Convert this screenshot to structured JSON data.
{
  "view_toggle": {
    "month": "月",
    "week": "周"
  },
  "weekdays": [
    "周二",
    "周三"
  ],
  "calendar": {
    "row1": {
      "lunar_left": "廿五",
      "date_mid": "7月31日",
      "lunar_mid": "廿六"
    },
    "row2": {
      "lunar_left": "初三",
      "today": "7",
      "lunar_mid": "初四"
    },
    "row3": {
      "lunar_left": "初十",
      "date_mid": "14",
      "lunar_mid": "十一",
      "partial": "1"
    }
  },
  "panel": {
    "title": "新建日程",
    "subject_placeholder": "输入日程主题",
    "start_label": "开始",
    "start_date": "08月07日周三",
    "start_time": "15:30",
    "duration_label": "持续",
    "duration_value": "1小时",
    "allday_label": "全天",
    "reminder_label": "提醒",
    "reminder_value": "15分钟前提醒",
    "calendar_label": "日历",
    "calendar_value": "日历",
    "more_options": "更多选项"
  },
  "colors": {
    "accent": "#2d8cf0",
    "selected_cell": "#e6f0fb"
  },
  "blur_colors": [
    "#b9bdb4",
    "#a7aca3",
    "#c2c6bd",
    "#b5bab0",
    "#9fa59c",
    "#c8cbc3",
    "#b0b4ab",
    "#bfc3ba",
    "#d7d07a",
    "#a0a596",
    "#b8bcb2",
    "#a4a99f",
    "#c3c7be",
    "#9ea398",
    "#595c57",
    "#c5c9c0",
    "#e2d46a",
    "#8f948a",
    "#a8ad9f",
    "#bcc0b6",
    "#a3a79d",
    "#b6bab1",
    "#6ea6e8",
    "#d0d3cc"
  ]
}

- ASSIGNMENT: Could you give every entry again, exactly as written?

- RESPONSE TO THE EXERCISE:
Convert this screenshot to structured JSON data.
{
  "view_toggle": {
    "month": "月",
    "week": "周"
  },
  "weekdays": [
    "周二",
    "周三"
  ],
  "calendar": {
    "row1": {
      "lunar_left": "廿五",
      "date_mid": "7月31日",
      "lunar_mid": "廿六"
    },
    "row2": {
      "lunar_left": "初三",
      "today": "7",
      "lunar_mid": "初四"
    },
    "row3": {
      "lunar_left": "初十",
      "date_mid": "14",
      "lunar_mid": "十一",
      "partial": "1"
    }
  },
  "panel": {
    "title": "新建日程",
    "subject_placeholder": "输入日程主题",
    "start_label": "开始",
    "start_date": "08月07日周三",
    "start_time": "15:30",
    "duration_label": "持续",
    "duration_value": "1小时",
    "allday_label": "全天",
    "reminder_label": "提醒",
    "reminder_value": "15分钟前提醒",
    "calendar_label": "日历",
    "calendar_value": "日历",
    "more_options": "更多选项"
  },
  "colors": {
    "accent": "#2d8cf0",
    "selected_cell": "#e6f0fb"
  },
  "blur_colors": [
    "#b9bdb4",
    "#a7aca3",
    "#c2c6bd",
    "#b5bab0",
    "#9fa59c",
    "#c8cbc3",
    "#b0b4ab",
    "#bfc3ba",
    "#d7d07a",
    "#a0a596",
    "#b8bcb2",
    "#a4a99f",
    "#c3c7be",
    "#9ea398",
    "#595c57",
    "#c5c9c0",
    "#e2d46a",
    "#8f948a",
    "#a8ad9f",
    "#bcc0b6",
    "#a3a79d",
    "#b6bab1",
    "#6ea6e8",
    "#d0d3cc"
  ]
}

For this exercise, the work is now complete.